Has she posited any of these ideas to fellow riders? “I'm one of very few people who come from a business background who are in professional cycling,” she says. “So honestly, I don't think a lot of cycling people have studied business. And I think a lot of business people don't want to work in cycling, because it doesn't pay as much business.”
Riders need to take up the mantle, she says, but, “frankly, we're overworked. We're overstressed and we don't make enough money. Like, we're exhausted. It's no wonder we're not going to have the time to learn all this and sell ourselves.” But, she insists, “Someone's got to do it, it needs to happen. So, if not me, who?”
Whether her colleagues are on board or not, Faulkner is determined to get the point across to some of women’s cycling’s major stakeholders. “I got a phone call with the head of the Flanders Classics because I wanted to understand the business model more,” she says. “So I just cold reached out to them and said: I'm trying to understand, help me understand. I wanted to understand where the economics flowed.”

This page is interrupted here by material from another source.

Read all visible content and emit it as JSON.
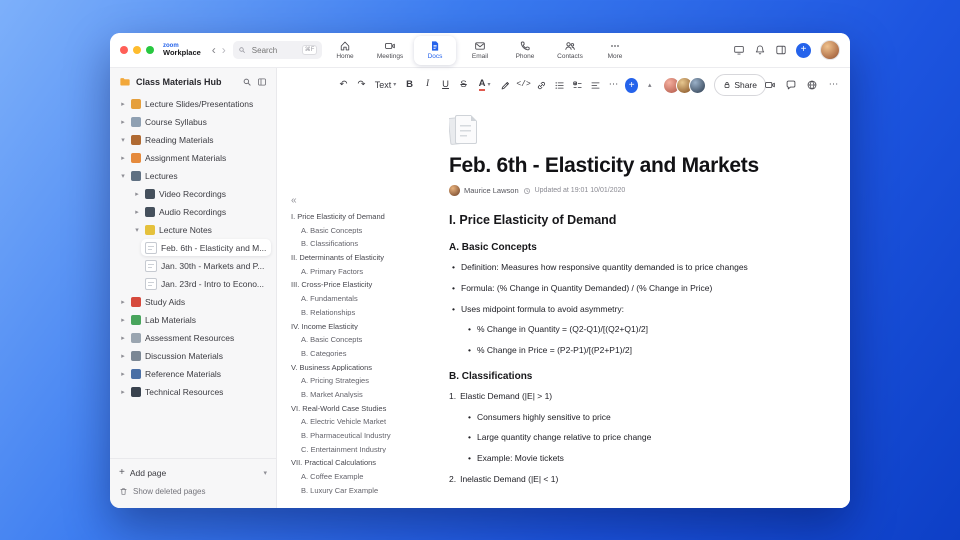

It isn’t just race organisers like Flanders Classics who are on her radar, “I'm a member of The Cyclists' Alliance. I think what they're doing is great,” she says. “I was talking to Iris [Slappendel, founder of The Cyclists’ Alliance] this morning, and I had a phone call with her two days ago.”
She also contacted the man behind the Strade Bianche prize money GoFundMe page, “My next outreach is actually going to be to media companies,” she says. “I'm trying to talk to all the stakeholders, or as many as I can, and just understand where some of the big holes are. And the positions that some of the stakeholders are in, because I want to understand what they can do, what they can't do and what they are doing.”

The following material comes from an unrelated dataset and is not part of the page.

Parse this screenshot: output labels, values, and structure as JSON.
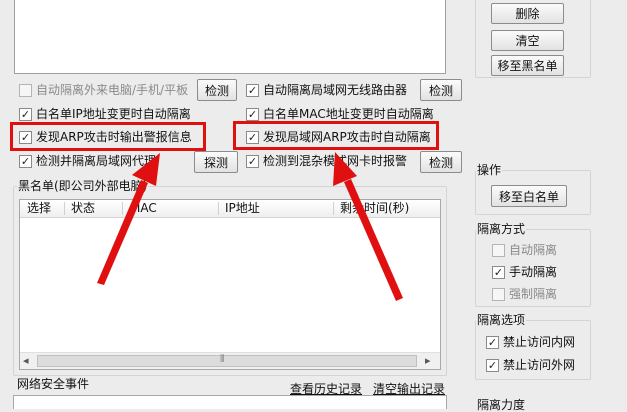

Photo credit Brian Bailey @bbaiiey
Her ambition is to understand how she can make it easier for them to support women's cycling. “My goal, and my mission, when I'm not riding, is to understand where all the economics flow, and how to expand the pie. And hopefully, through these conversations, apply some business principles where they don't exist.”
The confidence with which Faulkner reels off her ambitions for the growth of the sport speak to the characteristics inherent in the mindset of both a businesswoman and a professional athlete, that Faulkner is both means her conviction is twofold. Whatever the merits of her ideas are in practise, her tenacity and ambition to change the sport for the better has to be commended.

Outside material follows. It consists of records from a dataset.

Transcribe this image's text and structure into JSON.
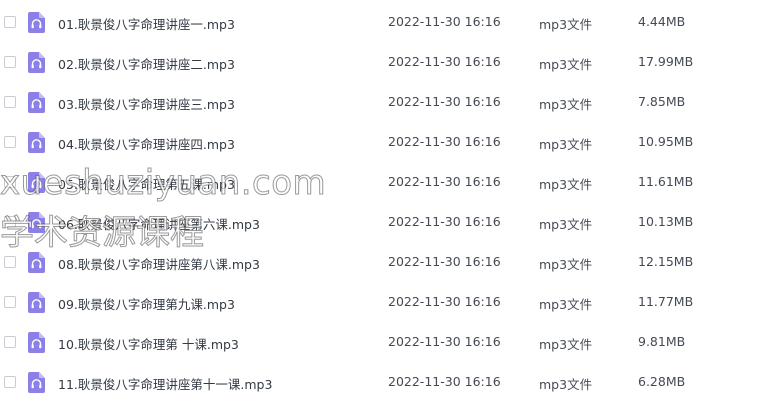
{
  "icons": {
    "row_icon": "headphones-audio-file-icon",
    "icon_color": "#8b7fe8"
  },
  "files": [
    {
      "name": "01.耿景俊八字命理讲座一.mp3",
      "date": "2022-11-30 16:16",
      "type": "mp3文件",
      "size": "4.44MB"
    },
    {
      "name": "02.耿景俊八字命理讲座二.mp3",
      "date": "2022-11-30 16:16",
      "type": "mp3文件",
      "size": "17.99MB"
    },
    {
      "name": "03.耿景俊八字命理讲座三.mp3",
      "date": "2022-11-30 16:16",
      "type": "mp3文件",
      "size": "7.85MB"
    },
    {
      "name": "04.耿景俊八字命理讲座四.mp3",
      "date": "2022-11-30 16:16",
      "type": "mp3文件",
      "size": "10.95MB"
    },
    {
      "name": "05.耿景俊八字命理第五课.mp3",
      "date": "2022-11-30 16:16",
      "type": "mp3文件",
      "size": "11.61MB"
    },
    {
      "name": "06.耿景俊八字命理讲座第六课.mp3",
      "date": "2022-11-30 16:16",
      "type": "mp3文件",
      "size": "10.13MB"
    },
    {
      "name": "08.耿景俊八字命理讲座第八课.mp3",
      "date": "2022-11-30 16:16",
      "type": "mp3文件",
      "size": "12.15MB"
    },
    {
      "name": "09.耿景俊八字命理第九课.mp3",
      "date": "2022-11-30 16:16",
      "type": "mp3文件",
      "size": "11.77MB"
    },
    {
      "name": "10.耿景俊八字命理第 十课.mp3",
      "date": "2022-11-30 16:16",
      "type": "mp3文件",
      "size": "9.81MB"
    },
    {
      "name": "11.耿景俊八字命理讲座第十一课.mp3",
      "date": "2022-11-30 16:16",
      "type": "mp3文件",
      "size": "6.28MB"
    }
  ],
  "watermark": {
    "line1": "xueshuziyuan.com",
    "line2": "学术资源课程"
  }
}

“I think there's too many opportunities in women's cycling that are getting passed up,” she says. “And too many women are suffering because of it. Change isn’t going to happen on its own, it takes people putting in the time, so if I feel like it's inadequate, I'm going to step in.”
“It's no different from racing, right?” she says. “It's like, when everyone around you is giving up, that’s when you need to push the hardest. I think the same is true right now, that's how you win.”
If her results are as consistent off the bike as they are on it, then it won’t be long before she does see a win.